China is under pressure to write its own encyclopaedia so it can guide public thought, according to a statement by the project’s executive editor Yang Muzhi published last month on the website of the Chinese Academy of Sciences.

He once listed Wikipedia, which is available in China, and Britain’s Encyclopaedia Britannica as potential rivals and said the project aims to exceed them, according to an article he wrote late last year.

The project, which will be under the guidance of the state-owned China Publishing Group, “must have Chinese characteristics,” he wrote, adding it would be a “symbol of the country’s cultural and technological development” and increase its softpower and international influence.

Unlike Wikipedia — and its Chinese version Baidu Baike — which are written by volunteers and are in a constant state of revision, the new project, which was approved in 2011, will be entirely written by professionals.

So far over 20,000 scholars and academics have been enlisted to compile the project, which aims to have more than 300,000 entries by its 2018 launch.

The new encyclopaedia will be based on a previous printed version, published in book form in 1993. A second edition, which can be accessed through a special terminal, was released in 2009.
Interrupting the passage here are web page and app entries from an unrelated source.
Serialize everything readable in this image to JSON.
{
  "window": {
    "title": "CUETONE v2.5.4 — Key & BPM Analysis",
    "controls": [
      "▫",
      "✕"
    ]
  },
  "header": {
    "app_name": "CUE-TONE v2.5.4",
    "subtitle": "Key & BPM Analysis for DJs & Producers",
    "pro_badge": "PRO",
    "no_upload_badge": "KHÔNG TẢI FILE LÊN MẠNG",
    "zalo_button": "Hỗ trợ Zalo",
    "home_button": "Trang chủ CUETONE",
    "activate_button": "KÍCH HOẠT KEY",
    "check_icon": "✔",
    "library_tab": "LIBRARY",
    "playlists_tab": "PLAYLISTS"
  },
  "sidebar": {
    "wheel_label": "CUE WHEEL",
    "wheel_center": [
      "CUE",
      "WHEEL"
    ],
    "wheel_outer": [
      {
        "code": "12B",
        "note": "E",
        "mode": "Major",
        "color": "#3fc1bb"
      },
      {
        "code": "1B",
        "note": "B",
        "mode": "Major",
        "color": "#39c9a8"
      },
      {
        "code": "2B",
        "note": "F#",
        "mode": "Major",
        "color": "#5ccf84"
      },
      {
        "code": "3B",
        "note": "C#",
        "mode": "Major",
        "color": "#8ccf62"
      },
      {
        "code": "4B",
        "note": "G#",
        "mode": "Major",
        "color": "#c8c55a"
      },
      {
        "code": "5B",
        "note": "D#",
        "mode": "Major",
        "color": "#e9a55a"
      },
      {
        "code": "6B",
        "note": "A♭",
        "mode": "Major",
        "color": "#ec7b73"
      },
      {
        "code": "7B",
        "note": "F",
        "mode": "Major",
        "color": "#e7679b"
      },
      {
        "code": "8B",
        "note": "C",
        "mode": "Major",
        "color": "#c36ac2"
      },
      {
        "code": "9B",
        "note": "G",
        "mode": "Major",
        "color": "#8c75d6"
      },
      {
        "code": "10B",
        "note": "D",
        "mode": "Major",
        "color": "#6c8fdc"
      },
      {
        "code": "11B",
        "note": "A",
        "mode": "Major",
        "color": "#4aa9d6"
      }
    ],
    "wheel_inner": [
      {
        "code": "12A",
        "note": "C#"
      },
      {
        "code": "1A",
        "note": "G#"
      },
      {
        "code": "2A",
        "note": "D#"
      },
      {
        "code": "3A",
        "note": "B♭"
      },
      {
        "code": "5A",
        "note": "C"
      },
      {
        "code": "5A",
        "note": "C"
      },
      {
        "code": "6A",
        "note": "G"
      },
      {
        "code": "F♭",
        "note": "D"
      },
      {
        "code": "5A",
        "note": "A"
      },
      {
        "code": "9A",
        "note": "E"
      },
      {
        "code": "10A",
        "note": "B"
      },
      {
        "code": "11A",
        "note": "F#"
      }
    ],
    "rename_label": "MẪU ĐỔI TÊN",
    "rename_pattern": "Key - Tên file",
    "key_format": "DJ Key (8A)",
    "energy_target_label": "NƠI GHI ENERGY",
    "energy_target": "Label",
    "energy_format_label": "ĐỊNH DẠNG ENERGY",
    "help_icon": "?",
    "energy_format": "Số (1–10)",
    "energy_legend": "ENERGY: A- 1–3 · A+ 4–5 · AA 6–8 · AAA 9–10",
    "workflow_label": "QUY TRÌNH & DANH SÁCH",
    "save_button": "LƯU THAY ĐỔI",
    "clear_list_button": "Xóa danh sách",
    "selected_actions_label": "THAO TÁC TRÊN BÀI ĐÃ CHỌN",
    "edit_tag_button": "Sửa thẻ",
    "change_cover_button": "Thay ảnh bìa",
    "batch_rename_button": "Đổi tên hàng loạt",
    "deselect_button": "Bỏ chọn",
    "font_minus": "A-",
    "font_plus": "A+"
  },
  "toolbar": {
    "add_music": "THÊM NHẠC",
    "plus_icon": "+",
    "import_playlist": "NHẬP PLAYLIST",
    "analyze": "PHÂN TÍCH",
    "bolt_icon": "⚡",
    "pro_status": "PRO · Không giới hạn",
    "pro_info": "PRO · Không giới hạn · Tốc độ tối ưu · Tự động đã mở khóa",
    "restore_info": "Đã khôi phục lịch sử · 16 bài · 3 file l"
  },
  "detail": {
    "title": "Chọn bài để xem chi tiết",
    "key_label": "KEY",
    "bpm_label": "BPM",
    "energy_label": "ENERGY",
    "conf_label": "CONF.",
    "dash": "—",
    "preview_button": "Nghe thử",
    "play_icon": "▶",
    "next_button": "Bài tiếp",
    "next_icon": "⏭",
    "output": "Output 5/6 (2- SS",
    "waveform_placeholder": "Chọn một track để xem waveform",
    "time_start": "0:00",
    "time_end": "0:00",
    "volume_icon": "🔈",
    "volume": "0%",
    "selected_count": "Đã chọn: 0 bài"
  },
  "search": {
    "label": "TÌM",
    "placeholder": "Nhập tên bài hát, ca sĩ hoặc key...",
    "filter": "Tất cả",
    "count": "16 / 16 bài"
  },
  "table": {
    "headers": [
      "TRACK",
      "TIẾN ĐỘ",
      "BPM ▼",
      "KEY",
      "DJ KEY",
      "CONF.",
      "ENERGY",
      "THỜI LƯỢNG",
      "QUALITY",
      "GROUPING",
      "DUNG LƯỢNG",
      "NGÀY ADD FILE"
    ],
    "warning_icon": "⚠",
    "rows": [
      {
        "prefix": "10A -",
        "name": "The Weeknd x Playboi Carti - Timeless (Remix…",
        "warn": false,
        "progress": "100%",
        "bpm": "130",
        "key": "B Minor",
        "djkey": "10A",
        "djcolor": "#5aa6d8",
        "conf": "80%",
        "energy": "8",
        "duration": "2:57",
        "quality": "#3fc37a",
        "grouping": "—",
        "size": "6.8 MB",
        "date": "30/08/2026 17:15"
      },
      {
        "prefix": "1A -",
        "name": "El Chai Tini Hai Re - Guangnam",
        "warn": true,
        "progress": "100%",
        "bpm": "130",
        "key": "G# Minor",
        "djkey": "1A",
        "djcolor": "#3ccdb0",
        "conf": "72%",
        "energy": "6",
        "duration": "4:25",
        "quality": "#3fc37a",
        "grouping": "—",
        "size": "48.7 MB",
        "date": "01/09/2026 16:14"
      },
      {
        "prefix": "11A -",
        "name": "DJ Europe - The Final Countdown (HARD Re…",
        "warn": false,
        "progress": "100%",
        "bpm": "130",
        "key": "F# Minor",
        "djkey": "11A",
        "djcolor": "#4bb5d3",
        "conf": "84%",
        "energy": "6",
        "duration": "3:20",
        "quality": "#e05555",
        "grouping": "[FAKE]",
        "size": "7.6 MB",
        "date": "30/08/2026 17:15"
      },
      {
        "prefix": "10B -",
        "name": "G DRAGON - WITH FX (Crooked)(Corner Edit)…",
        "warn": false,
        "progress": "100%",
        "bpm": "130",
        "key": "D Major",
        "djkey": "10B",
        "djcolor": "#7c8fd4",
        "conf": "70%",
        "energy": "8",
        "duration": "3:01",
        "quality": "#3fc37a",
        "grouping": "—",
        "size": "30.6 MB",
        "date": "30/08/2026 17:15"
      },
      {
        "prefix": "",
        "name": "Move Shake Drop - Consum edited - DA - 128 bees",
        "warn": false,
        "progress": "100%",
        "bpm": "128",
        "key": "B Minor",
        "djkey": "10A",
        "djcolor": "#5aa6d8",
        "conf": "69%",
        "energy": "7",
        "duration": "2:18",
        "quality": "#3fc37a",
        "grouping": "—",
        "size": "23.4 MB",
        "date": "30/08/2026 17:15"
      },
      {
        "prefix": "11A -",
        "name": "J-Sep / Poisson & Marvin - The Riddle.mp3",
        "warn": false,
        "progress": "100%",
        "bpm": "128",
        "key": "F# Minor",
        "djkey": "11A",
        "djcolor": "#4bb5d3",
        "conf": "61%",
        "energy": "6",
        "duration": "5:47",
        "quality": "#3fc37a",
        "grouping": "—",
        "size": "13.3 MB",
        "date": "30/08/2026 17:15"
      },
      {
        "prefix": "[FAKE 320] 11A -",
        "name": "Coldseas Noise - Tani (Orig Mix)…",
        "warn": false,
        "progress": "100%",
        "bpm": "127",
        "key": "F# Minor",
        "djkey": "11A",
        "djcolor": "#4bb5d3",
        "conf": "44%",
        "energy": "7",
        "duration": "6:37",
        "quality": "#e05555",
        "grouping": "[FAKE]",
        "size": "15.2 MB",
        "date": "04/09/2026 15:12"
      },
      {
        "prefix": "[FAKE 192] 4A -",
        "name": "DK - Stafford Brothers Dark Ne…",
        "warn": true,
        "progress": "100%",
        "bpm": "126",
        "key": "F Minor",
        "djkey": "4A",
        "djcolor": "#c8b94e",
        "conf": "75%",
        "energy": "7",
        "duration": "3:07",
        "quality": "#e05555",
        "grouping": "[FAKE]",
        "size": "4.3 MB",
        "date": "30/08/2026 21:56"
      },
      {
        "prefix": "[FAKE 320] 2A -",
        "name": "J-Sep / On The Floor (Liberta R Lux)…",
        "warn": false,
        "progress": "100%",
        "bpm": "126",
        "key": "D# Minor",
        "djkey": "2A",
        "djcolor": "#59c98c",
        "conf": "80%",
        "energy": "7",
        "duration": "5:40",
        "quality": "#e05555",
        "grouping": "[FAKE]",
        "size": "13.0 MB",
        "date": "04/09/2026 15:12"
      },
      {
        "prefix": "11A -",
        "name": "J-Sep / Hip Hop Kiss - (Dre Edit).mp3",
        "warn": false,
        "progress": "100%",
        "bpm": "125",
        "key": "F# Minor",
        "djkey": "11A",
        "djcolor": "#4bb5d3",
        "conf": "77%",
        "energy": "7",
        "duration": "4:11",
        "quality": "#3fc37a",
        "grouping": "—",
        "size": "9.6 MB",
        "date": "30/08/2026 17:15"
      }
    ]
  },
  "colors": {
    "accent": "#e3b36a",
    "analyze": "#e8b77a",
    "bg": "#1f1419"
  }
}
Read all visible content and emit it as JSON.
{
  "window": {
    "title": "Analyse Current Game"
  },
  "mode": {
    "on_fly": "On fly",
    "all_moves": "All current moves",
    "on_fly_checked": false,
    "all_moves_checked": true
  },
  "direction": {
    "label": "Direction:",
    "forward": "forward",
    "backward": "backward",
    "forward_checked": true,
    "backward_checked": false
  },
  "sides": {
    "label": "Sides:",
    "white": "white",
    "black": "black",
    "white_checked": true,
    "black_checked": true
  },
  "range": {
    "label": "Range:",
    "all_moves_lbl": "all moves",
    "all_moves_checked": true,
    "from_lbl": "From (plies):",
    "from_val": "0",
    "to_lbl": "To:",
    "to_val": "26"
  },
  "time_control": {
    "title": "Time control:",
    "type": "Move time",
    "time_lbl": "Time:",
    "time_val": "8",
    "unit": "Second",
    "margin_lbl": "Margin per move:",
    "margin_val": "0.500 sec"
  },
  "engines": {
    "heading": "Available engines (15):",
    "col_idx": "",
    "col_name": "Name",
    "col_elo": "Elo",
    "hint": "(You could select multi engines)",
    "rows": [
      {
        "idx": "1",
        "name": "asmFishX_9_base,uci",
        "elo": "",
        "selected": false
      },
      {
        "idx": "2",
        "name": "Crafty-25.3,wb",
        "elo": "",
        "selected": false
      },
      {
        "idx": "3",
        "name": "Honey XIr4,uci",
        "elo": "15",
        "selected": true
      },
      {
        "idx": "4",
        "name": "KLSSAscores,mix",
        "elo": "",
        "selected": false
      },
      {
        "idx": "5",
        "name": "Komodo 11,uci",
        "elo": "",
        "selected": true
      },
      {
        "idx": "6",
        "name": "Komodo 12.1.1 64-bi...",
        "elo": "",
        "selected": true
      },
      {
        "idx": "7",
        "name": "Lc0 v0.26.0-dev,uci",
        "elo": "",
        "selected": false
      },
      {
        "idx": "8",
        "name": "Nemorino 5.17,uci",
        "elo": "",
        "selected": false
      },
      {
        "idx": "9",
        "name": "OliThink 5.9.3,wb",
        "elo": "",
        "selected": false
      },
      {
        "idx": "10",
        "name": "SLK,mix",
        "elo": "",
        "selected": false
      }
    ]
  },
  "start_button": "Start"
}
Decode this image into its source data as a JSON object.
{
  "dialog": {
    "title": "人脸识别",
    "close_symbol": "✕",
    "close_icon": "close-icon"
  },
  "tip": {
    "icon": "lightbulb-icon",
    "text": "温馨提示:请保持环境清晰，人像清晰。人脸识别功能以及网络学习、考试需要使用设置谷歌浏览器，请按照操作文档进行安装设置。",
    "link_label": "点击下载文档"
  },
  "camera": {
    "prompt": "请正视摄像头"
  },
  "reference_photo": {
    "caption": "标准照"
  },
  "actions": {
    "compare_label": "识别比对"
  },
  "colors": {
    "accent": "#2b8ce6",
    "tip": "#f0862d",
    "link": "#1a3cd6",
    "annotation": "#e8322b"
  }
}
The newest version will be released online before being published in a bound edition.

China has over 700 million internet users but a 2015 report by US think tank Freedom House found that the country had the most restrictive online use policies of 65 nations it studied, ranking below Iran and Syria.

It has maintained that its various forms of web censorship — collectively known as “The Great Firewall” — are necessary for protecting its national security.

Sites blocked due to their content or sensitivity, among them Facebook and Twitter, cannot be accessed in China without special software that allows users to bypass the strict controls.

Beijing issued a new restriction for online freedoms, requiring Chinese Internet users to provide their real names when accessing online news sources.

The new restriction will come into effect on June 1.

Related:

China taking on Wikipedia with its own online encyclopaedia — “Old political framework” has to be abandoned

April 30, 2017

More than 20,000 scholars involved in country’s biggest publication project

By Stephen Chen
South China Morning Post

Sunday, April 30, 2017, 7:16pm